## REQUIRED WORK
Where the word "free" occurs in a line of the listing below, copy that line.

## SOURCE DATA
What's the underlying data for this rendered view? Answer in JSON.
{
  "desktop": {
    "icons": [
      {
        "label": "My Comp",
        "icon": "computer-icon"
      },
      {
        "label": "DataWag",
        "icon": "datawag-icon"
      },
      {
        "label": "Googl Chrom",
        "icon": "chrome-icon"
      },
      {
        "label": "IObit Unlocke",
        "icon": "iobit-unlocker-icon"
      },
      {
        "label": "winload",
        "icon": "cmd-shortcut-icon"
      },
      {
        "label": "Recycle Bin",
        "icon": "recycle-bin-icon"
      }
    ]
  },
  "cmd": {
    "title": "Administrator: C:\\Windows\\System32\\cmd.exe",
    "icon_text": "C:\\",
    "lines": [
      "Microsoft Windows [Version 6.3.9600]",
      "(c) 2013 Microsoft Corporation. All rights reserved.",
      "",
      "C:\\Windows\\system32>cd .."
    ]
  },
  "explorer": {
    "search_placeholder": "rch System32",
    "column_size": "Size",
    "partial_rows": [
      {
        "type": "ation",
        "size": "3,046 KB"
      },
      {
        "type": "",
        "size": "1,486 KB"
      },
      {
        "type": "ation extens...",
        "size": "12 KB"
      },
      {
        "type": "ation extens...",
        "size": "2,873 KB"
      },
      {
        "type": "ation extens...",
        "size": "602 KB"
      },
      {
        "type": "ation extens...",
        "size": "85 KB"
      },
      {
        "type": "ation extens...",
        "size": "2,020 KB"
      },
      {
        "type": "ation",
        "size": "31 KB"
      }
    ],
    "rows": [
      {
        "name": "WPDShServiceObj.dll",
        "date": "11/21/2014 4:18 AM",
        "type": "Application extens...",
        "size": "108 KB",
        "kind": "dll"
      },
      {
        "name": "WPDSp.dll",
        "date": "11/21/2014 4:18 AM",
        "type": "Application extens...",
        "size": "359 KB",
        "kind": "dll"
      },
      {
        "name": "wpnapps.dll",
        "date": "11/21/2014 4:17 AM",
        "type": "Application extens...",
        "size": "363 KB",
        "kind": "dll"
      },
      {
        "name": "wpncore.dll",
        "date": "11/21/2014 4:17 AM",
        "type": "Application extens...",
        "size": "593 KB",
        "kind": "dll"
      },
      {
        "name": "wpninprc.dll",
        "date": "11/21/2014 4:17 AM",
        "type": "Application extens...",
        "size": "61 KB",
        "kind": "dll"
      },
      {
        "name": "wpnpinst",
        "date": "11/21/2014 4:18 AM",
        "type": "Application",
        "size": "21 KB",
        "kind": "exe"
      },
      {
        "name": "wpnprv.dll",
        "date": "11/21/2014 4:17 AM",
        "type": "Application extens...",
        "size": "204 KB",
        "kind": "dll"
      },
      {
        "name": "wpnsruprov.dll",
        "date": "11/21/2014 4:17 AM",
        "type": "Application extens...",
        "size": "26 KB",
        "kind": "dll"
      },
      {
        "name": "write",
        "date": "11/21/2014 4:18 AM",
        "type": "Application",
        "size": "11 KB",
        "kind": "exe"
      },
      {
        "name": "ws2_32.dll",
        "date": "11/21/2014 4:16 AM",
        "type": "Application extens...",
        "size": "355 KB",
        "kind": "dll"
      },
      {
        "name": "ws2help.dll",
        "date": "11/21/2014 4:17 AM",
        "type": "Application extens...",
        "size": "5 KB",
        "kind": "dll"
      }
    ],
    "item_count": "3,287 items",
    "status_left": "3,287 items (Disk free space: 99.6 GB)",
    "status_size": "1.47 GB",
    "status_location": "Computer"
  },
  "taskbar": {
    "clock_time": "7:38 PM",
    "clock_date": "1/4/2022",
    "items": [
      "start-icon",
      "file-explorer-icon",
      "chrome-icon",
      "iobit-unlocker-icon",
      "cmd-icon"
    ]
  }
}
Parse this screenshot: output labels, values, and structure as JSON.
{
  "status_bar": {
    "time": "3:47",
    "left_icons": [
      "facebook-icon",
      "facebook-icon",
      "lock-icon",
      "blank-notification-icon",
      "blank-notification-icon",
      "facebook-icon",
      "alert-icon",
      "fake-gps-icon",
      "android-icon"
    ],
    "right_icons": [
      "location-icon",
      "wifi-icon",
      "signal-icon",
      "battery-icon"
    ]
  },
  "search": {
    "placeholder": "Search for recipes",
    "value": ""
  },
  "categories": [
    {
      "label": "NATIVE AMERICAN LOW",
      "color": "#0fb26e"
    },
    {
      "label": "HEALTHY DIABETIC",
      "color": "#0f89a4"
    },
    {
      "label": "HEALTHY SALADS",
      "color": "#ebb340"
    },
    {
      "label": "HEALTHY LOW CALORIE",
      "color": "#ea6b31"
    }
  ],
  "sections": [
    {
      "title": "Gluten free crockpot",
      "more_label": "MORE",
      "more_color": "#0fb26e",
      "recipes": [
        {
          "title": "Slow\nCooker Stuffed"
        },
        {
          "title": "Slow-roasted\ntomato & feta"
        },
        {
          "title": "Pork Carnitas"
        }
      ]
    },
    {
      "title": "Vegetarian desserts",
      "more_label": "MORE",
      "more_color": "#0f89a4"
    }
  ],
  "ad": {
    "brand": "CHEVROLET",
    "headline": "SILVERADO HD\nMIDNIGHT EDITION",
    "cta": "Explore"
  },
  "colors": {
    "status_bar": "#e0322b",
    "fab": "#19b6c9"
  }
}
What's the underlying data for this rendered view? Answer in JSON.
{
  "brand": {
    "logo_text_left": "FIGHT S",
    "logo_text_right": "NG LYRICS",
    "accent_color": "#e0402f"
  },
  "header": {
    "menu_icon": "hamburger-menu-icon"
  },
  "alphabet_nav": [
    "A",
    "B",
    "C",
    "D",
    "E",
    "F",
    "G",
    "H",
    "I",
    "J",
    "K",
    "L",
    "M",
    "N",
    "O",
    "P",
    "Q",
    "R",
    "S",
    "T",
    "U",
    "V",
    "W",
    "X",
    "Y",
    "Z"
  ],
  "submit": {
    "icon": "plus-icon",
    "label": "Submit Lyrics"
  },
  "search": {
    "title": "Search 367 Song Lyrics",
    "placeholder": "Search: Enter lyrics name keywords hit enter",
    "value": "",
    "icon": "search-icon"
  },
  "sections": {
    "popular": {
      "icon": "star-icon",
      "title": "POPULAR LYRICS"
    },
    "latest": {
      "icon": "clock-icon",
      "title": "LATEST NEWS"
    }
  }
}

## COMPLETED TASK
    "status_left": "3,287 items (Disk free space: 99.6 GB)",
      "title": "Gluten free crockpot",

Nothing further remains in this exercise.